Banks, law firms, government agencies and other institutions rely on the Solaris operating system for high-security, mission-critical systems. In 2009, database developer Oracle purchased Sun Microsystems and inherited Solaris along with Sun's other software and hardware products. The merger underscored the growing importance of Solaris in the enterprise, as Oracle would tweak its own core offerings to run even more efficiently on Sun's platform. As a result, demand for professionals with Solaris training has soared among companies who intend to follow Oracle into a future of integrated hardware and software design.
Levels of Solaris training
Because Solaris shares many of the same underlying principles of other Unix-derived operating systems like AIX and Linux, Solaris training may feel familiar to experienced IT professionals. Associate-level Solaris training prepares students for basic administrative, archival and maintenance functions. Professional-level training includes emergency maintenance and deployment skills, such as installing the operating system from scratch on a new server.

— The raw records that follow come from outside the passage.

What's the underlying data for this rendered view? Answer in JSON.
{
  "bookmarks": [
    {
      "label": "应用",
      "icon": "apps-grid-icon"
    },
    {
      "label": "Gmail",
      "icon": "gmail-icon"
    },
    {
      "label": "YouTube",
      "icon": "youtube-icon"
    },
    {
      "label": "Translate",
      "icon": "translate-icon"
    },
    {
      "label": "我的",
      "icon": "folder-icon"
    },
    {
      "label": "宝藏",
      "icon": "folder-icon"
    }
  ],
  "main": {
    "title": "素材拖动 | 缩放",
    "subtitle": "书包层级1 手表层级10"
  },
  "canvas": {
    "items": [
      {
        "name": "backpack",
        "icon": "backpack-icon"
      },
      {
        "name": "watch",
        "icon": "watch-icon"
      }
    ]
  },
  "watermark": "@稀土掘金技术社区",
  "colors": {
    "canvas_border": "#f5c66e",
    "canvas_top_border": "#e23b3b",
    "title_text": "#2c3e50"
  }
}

Expert Solaris training helps students understand the platform's advanced networking and security features.
Jobs for IT pros with Solaris certification
According to ZDNet columnist Paul Murphy, companies either use Solaris because they inherited an installation from an earlier IT department, or because a focused CIO knows the OS is the "best tool for the job." Unlike other server operating systems including Windows and Linux, Solaris boasts features that make it especially appealing in high-security, high-risk environments. For example, server administrators can swap hardware elements like hard drives and network connections without rebooting a Solaris system. Self-healing infrastructure and a ZFS file system add even more value for companies that want to minimize server maintenance and data storage costs.
Meanwhile, Solaris certification is becoming increasingly important for database administrators who also manage their company's hardware. Before the Oracle-Sun merger, DBAs could select hardware from a variety of vendors. Today, Oracle steers many of its database clients toward its proprietary SPARC hardware, also gained in the Sun acquisition. IT professionals can make themselves even more attractive to employers by stacking certifications on hardware, software, and operating systems.
Earning Solaris certification
IT workers seeking Solaris certification for the first time can leverage their professional experience and classroom training to sit for proctored exams. Professionals with previous versions of Sun Solaris certification can complete abbreviated versions of the exams to get certified by Oracle. Oracle certifications include:
- Oracle Certified Associate, Oracle Solaris 10 Operating System
- Oracle Certified Professional, Oracle Solaris 10 System Administrator
- Oracle Certified Expert, Oracle Solaris 10 Network Administrator
- Oracle Certified Expert, Oracle Solaris 10 Security Administrator
- Oracle Certified Professional, Oracle Solaris Cluster 3.2 System Administrator
Murphy notes that companies using Solaris tend to be staffed with people who are "usually great to work with." Even experienced IT professionals have to earn their way into those organizations, however. Hiring managers and CIOs filter candidates based on their experience, their connections, and their commitment to maintaining current Oracle Solaris certification. Within this subset of the IT community, investing in Solaris training is seen as an essential part of enterprise system maintenance.